Tuesday, September 17th, 2013
Toddlers and young kids learn words rapidly. It’s amazing to watch their vocabularies grow. And one of the ways they learn naturally is by attending to the emotion in words.
This may sound obvious. But think about how we often teach young kids new words. Drills, lists, repetition.
All of this could be spiced up pretty easily by adding some emotion to the words. Let them hear how the words are really used. Almost any new word can be used in a way that emphasizes some type of emotion – even if it’s a little subtle.
A new study published in Child Development demonstrates this principle experimentally.
While there’s still a lot of nuance to understanding more about the role that emotion plays in children’s ability to learn new words, it’s quite clear that a little affect goes a long way. So embellish those lists and flashcards with a bit of emotion.
Brain and Heart via Shutterstock.com
Add a Comment
Brain, emotion, Health, Heart, Kids Health, Kids Vocabulary, language development, Learning New Words | Categories:
Behavior, Must Read, Parenting, Red-Hot Parenting
Friday, November 30th, 2012
Autism is a biological disorder. That said, recent research continues to reinforce the power of behavioral interventions – and a recent study may be pointing the way to a small breakthrough.
In October, Dr. Geraldine Dawson and colleagues published a paper showing exciting results from a relatively new intervention called the Early Start Denver Model (ESDM). Previous studies demonstrated that the ESDM leads to improvements in a number of developmental domains – including reduction of symptoms, and increases in social behavior, language and IQ performance. The latest study revealed something especially remarkable – ESDM resulted in “normalized patterns of brain activity” in kids with autism when viewing a human face as compared to other objects. Since a fundamental goal of behavioral intervention is to improve interest in the social world, these results were especially powerful – the kids who participated in ESDM not only behaved differently, but their brains were functioning differently in real time.

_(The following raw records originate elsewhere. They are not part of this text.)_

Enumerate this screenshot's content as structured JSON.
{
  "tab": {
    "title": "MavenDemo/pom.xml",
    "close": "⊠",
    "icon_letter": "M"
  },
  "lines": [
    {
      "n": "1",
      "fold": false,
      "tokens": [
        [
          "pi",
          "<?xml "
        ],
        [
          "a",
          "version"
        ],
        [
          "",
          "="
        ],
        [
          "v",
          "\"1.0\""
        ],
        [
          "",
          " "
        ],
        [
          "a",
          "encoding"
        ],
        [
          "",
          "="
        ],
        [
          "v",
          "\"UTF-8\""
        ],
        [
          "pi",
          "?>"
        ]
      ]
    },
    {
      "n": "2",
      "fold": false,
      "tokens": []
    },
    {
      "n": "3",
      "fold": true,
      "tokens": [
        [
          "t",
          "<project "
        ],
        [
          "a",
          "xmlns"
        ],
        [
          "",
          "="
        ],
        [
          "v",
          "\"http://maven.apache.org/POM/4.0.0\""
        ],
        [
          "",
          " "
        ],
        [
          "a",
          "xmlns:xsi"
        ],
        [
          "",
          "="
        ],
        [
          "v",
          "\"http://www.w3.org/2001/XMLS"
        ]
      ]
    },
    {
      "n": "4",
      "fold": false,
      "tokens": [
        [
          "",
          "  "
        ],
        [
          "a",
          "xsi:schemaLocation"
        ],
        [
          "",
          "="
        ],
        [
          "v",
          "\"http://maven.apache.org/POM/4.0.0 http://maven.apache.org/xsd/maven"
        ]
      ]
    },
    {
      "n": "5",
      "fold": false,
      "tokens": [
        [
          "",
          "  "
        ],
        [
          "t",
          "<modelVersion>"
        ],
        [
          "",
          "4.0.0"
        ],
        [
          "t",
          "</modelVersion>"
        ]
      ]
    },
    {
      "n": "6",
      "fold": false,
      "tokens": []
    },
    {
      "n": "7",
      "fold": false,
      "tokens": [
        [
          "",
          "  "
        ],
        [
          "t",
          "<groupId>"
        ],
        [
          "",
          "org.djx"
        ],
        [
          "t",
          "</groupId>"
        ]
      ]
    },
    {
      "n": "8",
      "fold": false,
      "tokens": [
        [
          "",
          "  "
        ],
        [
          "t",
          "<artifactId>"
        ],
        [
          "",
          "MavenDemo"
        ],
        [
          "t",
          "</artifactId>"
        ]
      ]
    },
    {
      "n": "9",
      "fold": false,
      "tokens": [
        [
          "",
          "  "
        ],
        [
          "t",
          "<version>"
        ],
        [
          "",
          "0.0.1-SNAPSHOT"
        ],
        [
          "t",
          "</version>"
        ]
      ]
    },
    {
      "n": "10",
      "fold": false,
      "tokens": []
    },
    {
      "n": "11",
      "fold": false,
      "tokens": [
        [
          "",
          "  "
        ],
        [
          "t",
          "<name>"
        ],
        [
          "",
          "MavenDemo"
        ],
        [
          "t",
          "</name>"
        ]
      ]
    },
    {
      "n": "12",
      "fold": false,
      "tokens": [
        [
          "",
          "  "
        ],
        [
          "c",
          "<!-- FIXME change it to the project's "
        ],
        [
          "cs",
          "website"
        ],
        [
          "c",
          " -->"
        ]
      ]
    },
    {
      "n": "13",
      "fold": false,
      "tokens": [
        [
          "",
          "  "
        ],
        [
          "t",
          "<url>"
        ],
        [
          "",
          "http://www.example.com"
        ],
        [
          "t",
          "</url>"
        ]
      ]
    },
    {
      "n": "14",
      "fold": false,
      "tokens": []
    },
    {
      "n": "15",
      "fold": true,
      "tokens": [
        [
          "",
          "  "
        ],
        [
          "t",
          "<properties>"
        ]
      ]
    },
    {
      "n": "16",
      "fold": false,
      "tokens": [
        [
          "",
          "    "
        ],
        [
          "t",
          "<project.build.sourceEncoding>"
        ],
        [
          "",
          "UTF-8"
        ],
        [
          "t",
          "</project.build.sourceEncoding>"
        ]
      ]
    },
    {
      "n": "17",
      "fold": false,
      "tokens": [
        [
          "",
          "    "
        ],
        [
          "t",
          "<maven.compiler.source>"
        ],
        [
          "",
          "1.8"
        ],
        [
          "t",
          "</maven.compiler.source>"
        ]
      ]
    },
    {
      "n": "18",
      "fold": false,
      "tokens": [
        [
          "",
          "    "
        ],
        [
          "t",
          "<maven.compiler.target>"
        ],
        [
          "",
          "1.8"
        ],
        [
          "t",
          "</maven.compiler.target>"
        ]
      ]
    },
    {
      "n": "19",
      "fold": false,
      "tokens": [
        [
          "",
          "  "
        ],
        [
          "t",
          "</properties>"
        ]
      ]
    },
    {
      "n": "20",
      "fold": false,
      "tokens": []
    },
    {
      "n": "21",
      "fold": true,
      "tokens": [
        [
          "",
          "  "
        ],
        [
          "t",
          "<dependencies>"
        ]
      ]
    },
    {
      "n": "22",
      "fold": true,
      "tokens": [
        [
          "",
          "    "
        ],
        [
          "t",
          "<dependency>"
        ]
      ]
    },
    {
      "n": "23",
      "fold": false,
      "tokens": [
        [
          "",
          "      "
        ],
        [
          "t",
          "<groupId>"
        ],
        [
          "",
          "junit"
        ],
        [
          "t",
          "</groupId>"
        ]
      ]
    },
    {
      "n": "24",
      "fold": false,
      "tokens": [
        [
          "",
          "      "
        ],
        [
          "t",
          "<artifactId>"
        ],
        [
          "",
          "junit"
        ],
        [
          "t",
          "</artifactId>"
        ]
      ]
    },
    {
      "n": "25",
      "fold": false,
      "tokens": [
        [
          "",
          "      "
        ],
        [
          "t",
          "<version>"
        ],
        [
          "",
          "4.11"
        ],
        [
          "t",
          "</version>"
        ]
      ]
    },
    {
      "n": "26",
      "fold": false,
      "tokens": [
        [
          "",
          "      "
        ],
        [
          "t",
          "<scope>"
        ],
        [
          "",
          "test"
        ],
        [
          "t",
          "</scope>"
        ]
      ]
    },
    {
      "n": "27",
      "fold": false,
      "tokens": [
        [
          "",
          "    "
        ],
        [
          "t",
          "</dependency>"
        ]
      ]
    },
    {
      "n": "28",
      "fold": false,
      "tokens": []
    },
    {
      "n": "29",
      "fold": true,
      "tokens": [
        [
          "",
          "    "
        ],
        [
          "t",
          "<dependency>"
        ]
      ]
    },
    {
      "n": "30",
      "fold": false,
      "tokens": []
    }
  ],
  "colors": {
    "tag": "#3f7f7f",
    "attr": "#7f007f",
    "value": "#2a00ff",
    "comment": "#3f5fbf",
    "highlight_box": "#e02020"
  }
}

ESDM applies learning principles – such as those used in more traditional ABA interventions – to shape and reinforce social behaviors as they happen in the stream of daily interaction. Parents as well as therapists are trained to administer the intervention program. And it is very intensive – it takes lots of hours every week, and the recent study evaluated kids after two years of intervention. No doubt, all these features are critical reasons why it may be having such a beneficial effect.
I see this work as signaling a breakthrough in intervention in two ways. First, it reminds us that just because a developmental disorder may be biological/genetic in origin, that does not mean that interventions need to be biological to produce substantial changes in developmental patterns. Second, creative interventions that utilize learning principles within the flow of everyday interaction – and incorporate the collaboration of therapists and parents – may be particularly effective in “reprogramming” both social behavior and how the brain processes social information.
We will continue to see lots of research on the biology of autism, and this work continues to be extremely important. But I do hope that we see more and more effort (and scientific and social resources) aimed at developing and refining behavioral interventions that hold considerable promise for promoting positive developmental changes in kids with autism.
Human Brain Research and Autism via Shutterstock.com
Add a Comment
autism, Brain, Early Intervention for Autism, Early Start Denver Model, Health, intervention, Kids Health | Categories:
Behavior, Genetics, Health, Intervention, Must Read, Parenting, Red-Hot Parenting